[Poetry] Five poems by Tracy Engle

Disassociation, Sunset

glass beach, fort bragg, ca

I stand in this moment as if it is

a shallow pool among rocks, and I am

watching waves rush from horizon.

How so much movement is stillness, how

so much sound becomes peace -

that overbearing roar between marine

layers and cold sand...

I have forgotten

I am here at all, and as ocean crashes

against scarred rocks, I too am marred

by seafoam and wind.

There is a certain coming-together

that happens here, the way beach glass

sparkles as the sun burns away

gray sky, and the water churns,

relentless, and eventually it all begins

to feel like breathing, like being

alive with the sun’s reflection stretching

further and further toward me

like a hand in comfort.



Destiny Manifest

Go West, they said, carry your weary

bones across wind-ravaged plains

and treacherous heights, and rest, finally,

at the edge of the world : observe

the abyss of ocean as it kisses

the abyss of sky / what greater

love have you witnessed?
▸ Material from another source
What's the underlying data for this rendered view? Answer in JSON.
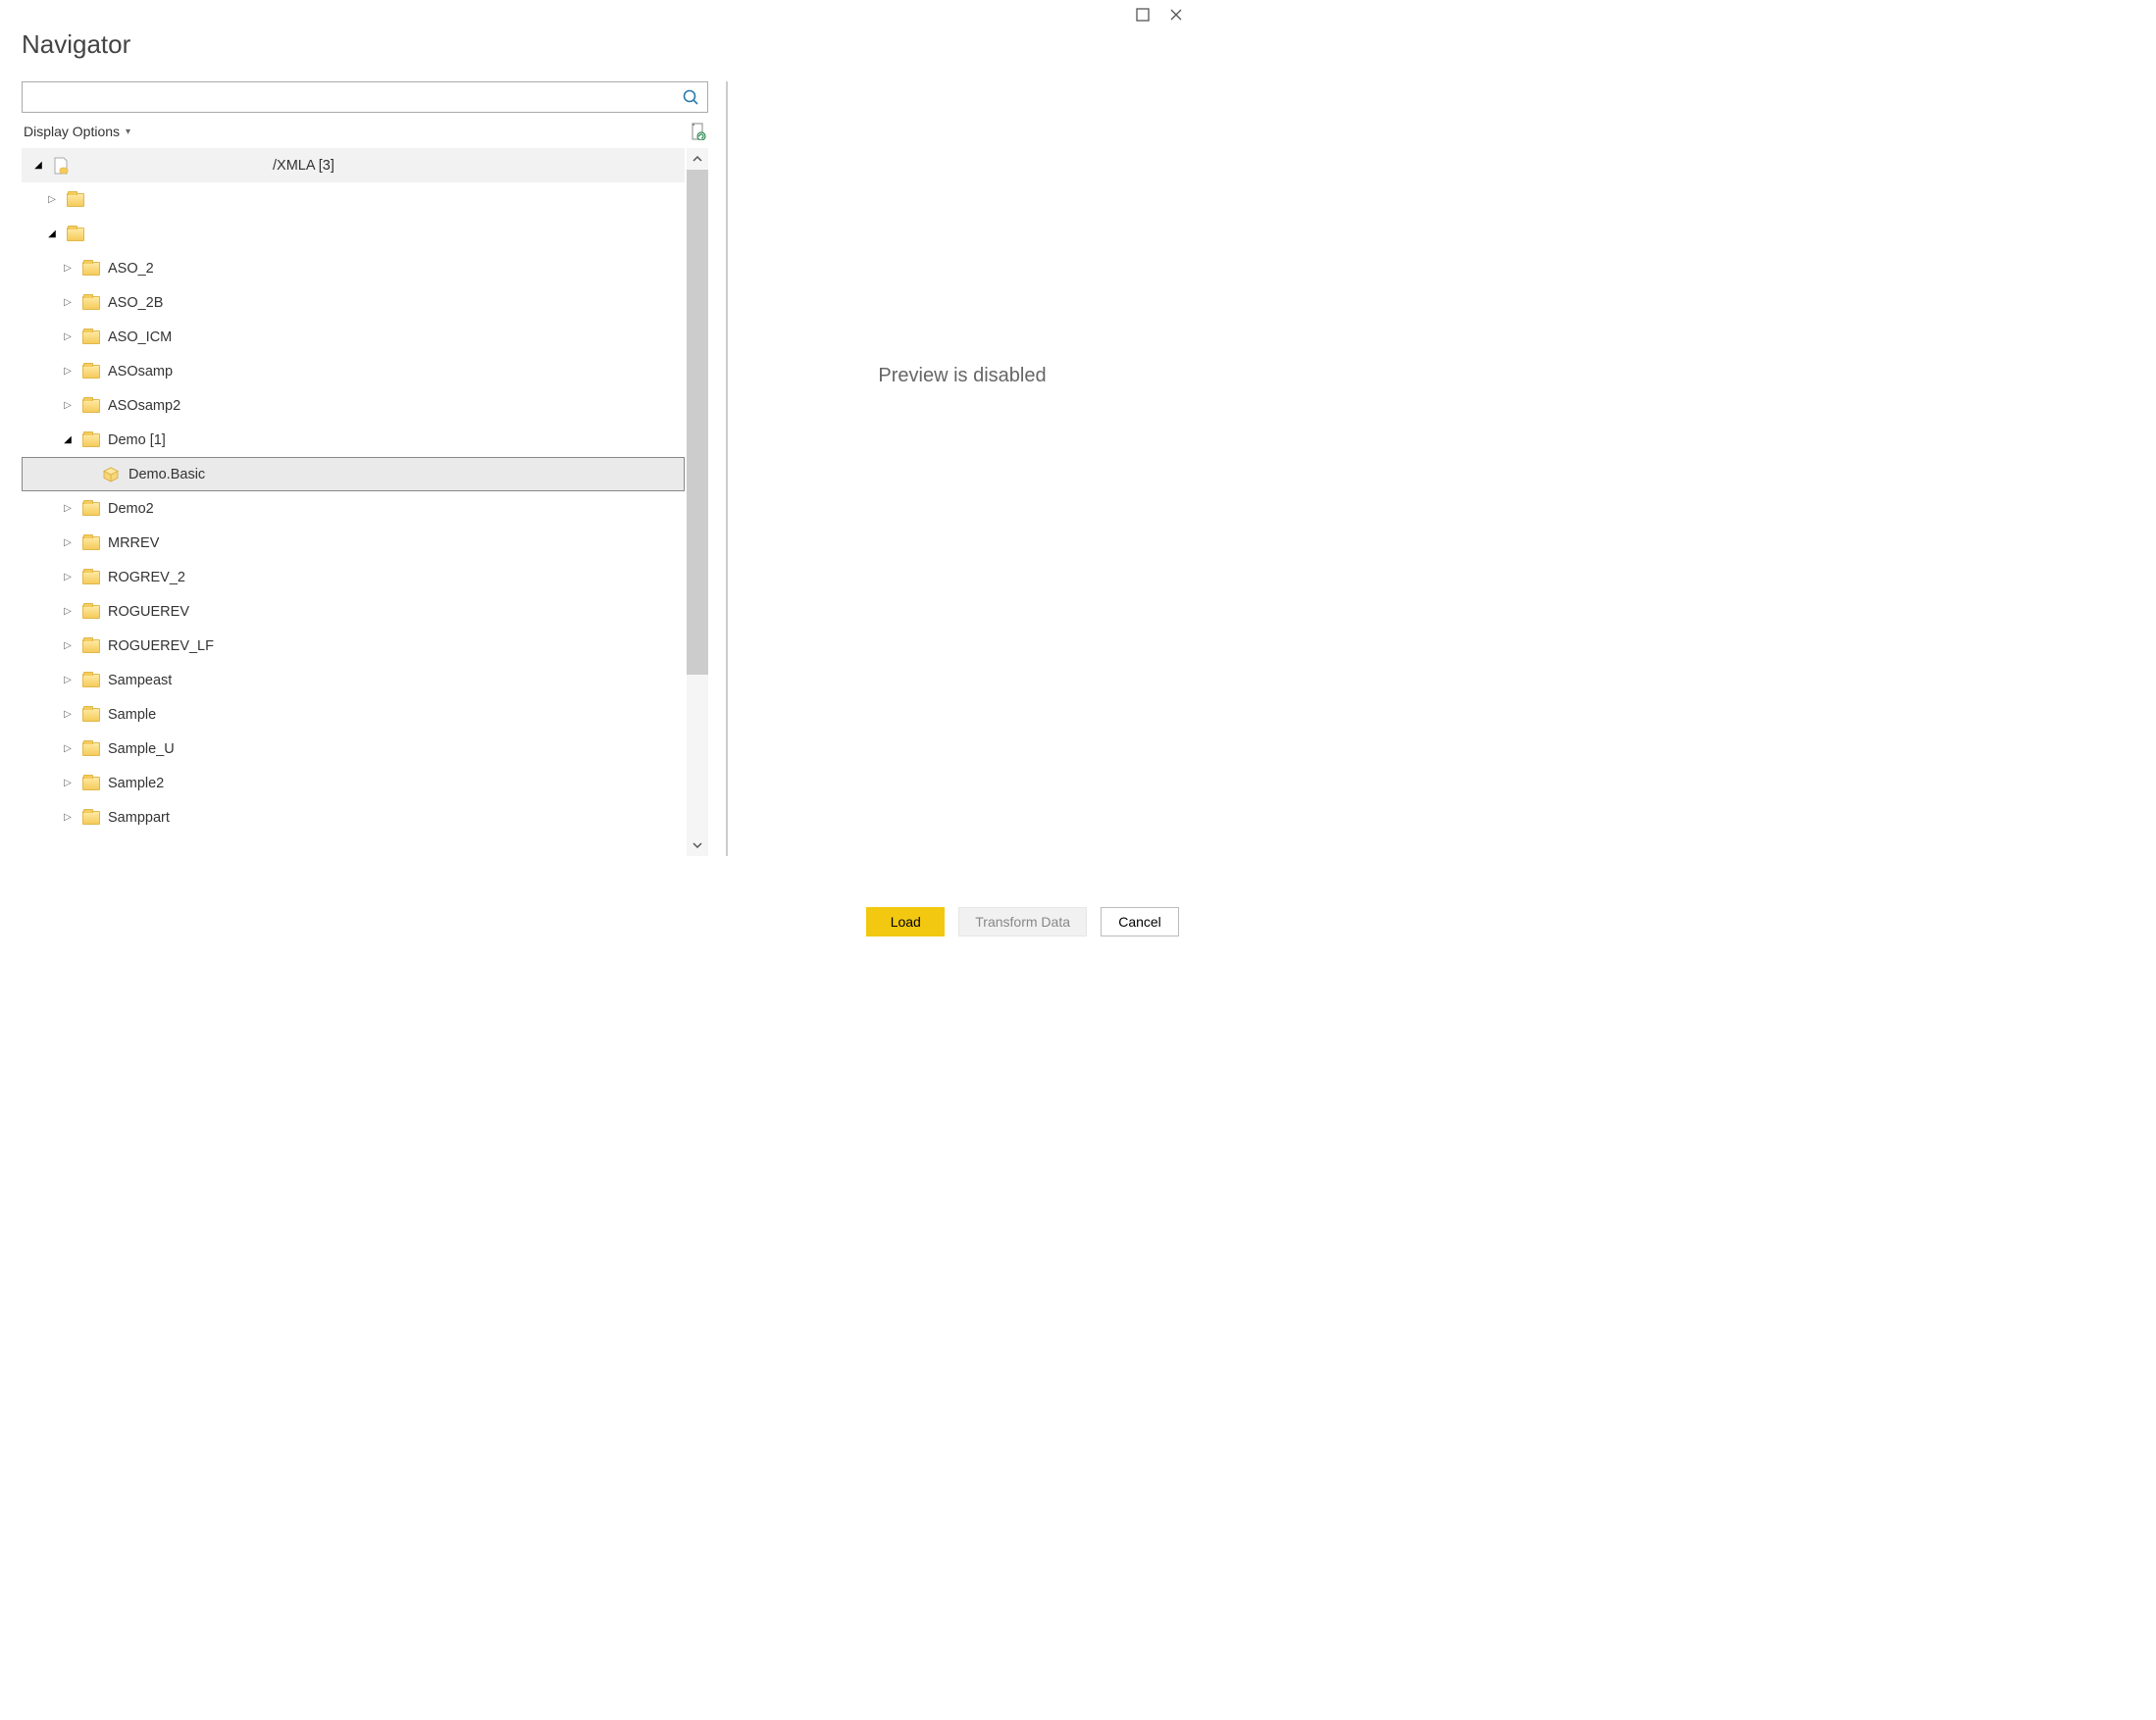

This is earth

dancing in space with the moon,

the almost angry song of waves, the frantic

cries of birds. Your hands are full of sand

or rock or sea glass, and you are holding

your soul, gritty and resilient, polished

in time. Pour it through your fingers. Watch

the sun become water and fire until your eyes

burn, and you mistake roiling fog for a shroud. /

On the cliff above, trees loom into shadow. They have

withstood fire, and were meant to; their seeds grow

best when burned. You are more driftwood than

rooted tree : you will linger here but not stay.

Go West, they told you, and you did, reaching

volatile water and salt and cold and more

questions than answers. The roar of waves

reminds you of breathing.



Wanderlust

some places speak your name

better than people do: they know

your secret name, the one you hide

from strange folk and carry

in the beat of your heart. not even

you know your name – it looks

like the places that call to you,

like little waterfalls and meandering

streams and trees gnarled with age;

you hear your name whispered

in the dry grasses on warm nights,

and you know it’s your name -

of course it’s your name, you are

listening with your soul. those places

remember your name even after you

have forgotten it again, and they

call you to them until you ache

inside.



On Edge

I stand on a cliff:

California fog billows

up from the ocean, bringing

salt and hints of life -

diffused cries of gulls

and fog horns with no

origin. I bathe in white

noise, soul motionless,

hair fluttering. I am

afraid of heights. In this

moment, I am a ghost,

like the sky, like the ocean.

I see nothing but my hands

grasping at clouds. Intangible.

Somewhere below me,

a passenger ship calls out

in short bursts, just as afraid

of sinking as I am.



Summer Skin

Dragons come to California

in summer, all hot winds

and fires, smoke hiding

mountains on the horizon.

I wear my summer skin

like armor, shining. I lose

myself in reflections, reminding

memories of girls laughing

at girls for being less

than perfect: I will not be

afraid to sweat. Magazines

don’t understand my beauty.

I am prettier with age, but vain

(women are always vain

when they say those things

men want to say for them).

I say I have become something

I cannot call a self – expanding

like flames in a meadow,

burning until the land is charred.

I will rise from my own ashes

a sequoia, until I burn again,

and I take comfort in knowing

that even smoke casts a shadow.



Tracy Engle is a sort of migratory bird, fluttering between the West Coast and the Midwest for most of her life. She is recovering from a number of chronic illnesses, particularly Lyme Disease and lingering Covid symptoms. Tracy has degrees in English and History with an emphasis in Creative Writing. She has amassed a collection of very unimpressive day jobs, but her passions include writing, photography, and providing unsolicited environmental activism at parties.